*LISTED RECORDS*:
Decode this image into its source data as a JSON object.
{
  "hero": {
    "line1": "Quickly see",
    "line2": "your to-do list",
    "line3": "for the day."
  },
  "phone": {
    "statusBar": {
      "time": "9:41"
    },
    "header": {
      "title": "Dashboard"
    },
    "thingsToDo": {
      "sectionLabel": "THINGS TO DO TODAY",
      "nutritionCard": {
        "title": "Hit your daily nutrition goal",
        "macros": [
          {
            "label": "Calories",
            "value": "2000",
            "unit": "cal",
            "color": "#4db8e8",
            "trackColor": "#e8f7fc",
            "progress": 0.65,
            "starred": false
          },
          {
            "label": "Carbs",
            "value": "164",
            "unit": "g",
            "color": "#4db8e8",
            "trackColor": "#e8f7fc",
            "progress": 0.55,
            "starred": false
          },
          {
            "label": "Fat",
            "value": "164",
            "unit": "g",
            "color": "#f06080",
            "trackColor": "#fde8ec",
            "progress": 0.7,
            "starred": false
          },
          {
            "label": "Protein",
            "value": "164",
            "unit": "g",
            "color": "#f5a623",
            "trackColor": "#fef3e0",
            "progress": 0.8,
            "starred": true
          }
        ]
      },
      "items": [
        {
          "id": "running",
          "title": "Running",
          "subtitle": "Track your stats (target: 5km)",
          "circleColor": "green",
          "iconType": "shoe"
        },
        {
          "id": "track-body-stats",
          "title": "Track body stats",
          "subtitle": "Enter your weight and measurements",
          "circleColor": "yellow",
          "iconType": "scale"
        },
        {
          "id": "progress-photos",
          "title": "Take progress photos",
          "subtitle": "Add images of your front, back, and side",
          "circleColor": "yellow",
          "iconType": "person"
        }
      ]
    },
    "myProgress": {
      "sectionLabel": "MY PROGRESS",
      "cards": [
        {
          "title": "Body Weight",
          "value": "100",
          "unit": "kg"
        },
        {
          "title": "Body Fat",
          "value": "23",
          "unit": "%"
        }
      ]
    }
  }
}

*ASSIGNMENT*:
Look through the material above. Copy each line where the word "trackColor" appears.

*EXERCISE OUTPUT*:
            "trackColor": "#e8f7fc",
            "trackColor": "#e8f7fc",
            "trackColor": "#fde8ec",
            "trackColor": "#fef3e0",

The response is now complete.